*About this task*.
Each line in the listing below that contains "JSON" should be returned.
(Beginning of Provided material)
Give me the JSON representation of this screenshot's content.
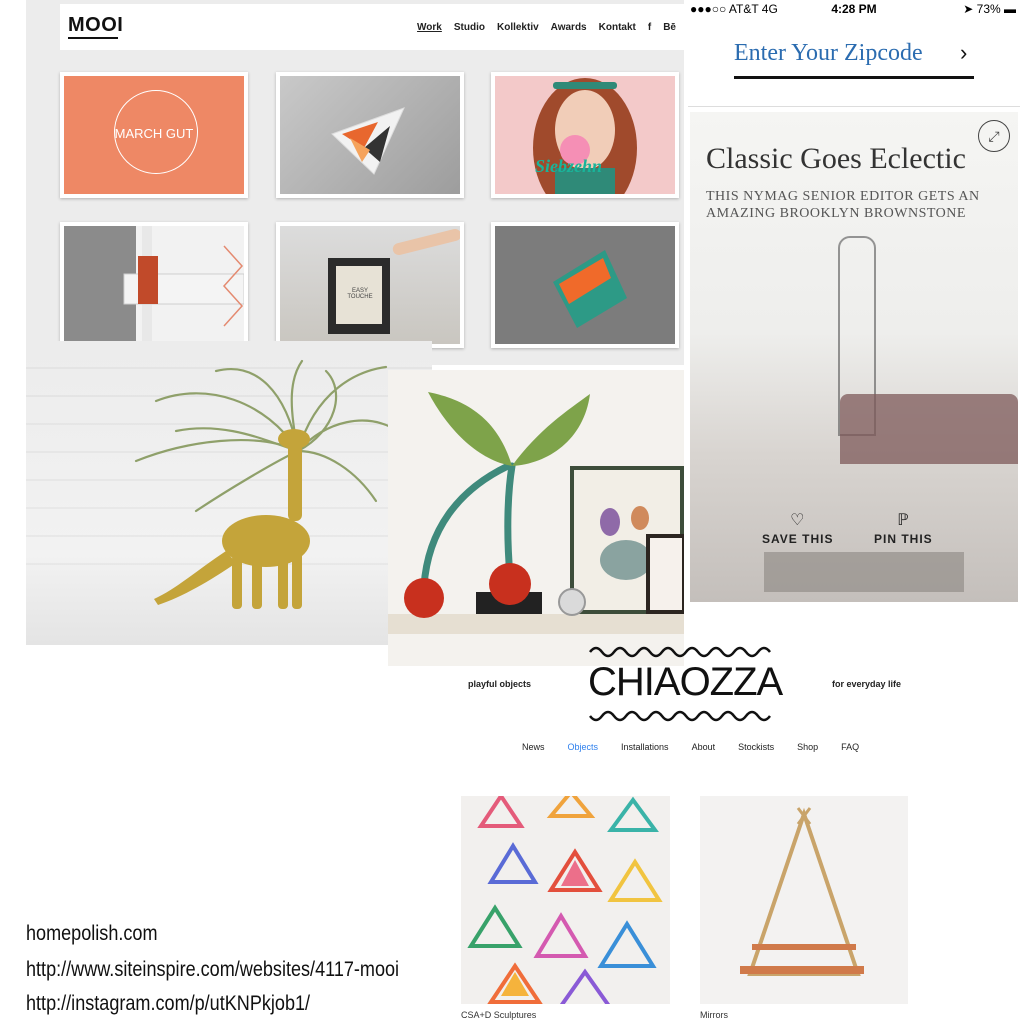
{
  "mooi": {
    "logo": "MOOI",
    "nav": [
      "Work",
      "Studio",
      "Kollektiv",
      "Awards",
      "Kontakt",
      "f",
      "Bē"
    ],
    "tile1_text": "MARCH GUT",
    "tile3_text": "Siebzehn",
    "tile5_text": "EASY TOUCHE",
    "colors": {
      "accent": "#ee8865",
      "background": "#ececec"
    }
  },
  "homepolish": {
    "status": {
      "carrier": "●●●○○ AT&T  4G",
      "time": "4:28 PM",
      "battery": "➤ 73% ▬"
    },
    "zip_prompt": "Enter Your Zipcode",
    "zip_arrow": "›",
    "card_title": "Classic Goes Eclectic",
    "card_subtitle": "THIS NYMAG SENIOR EDITOR GETS AN AMAZING BROOKLYN BROWNSTONE",
    "save_label": "SAVE THIS",
    "pin_label": "PIN THIS",
    "icons": {
      "expand": "expand-icon",
      "save": "heart-icon",
      "pin": "pinterest-icon"
    },
    "colors": {
      "zip_blue": "#2b6cb0"
    }
  },
  "chiaozza": {
    "tagline_left": "playful objects",
    "logo": "CHIAOZZA",
    "tagline_right": "for everyday life",
    "nav": [
      "News",
      "Objects",
      "Installations",
      "About",
      "Stockists",
      "Shop",
      "FAQ"
    ],
    "active_nav": "Objects",
    "items": [
      {
        "caption": "CSA+D Sculptures"
      },
      {
        "caption": "Mirrors"
      }
    ],
    "colors": {
      "active_link": "#2f80ed"
    }
  },
  "links": [
    "homepolish.com",
    "http://www.siteinspire.com/websites/4117-mooi",
    "http://instagram.com/p/utKNPkjob1/"
  ]
}
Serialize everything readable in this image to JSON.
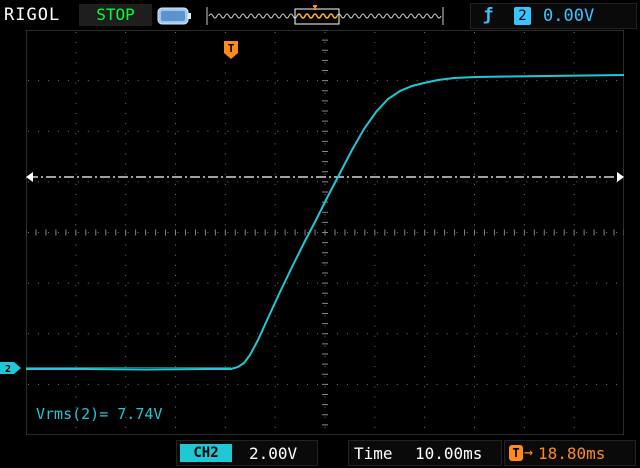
{
  "header": {
    "brand": "RIGOL",
    "run_state": "STOP",
    "trigger": {
      "icon": "rising-edge-icon",
      "source_channel": "2",
      "level": "0.00V"
    }
  },
  "markers": {
    "trigger_marker": "T",
    "channel_marker": "2"
  },
  "measurement": {
    "text": "Vrms(2)= 7.74V"
  },
  "footer": {
    "channel_label": "CH2",
    "channel_scale": "2.00V",
    "time_label": "Time",
    "time_scale": "10.00ms",
    "trigger_offset_icon": "T",
    "trigger_offset": "18.80ms"
  },
  "colors": {
    "trace": "#1fc8d4",
    "trigger": "#ff8c1a",
    "status": "#00ff3a",
    "accent": "#39c3ff"
  }
}
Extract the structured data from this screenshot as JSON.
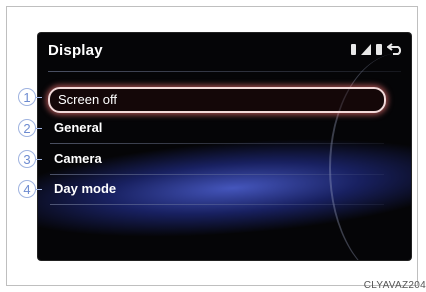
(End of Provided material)
*Reply to the task*.
Give me the JSON representation of this screenshot's content.
Serialize everything readable in this image to JSON.
Extract the structured data from this screenshot as JSON.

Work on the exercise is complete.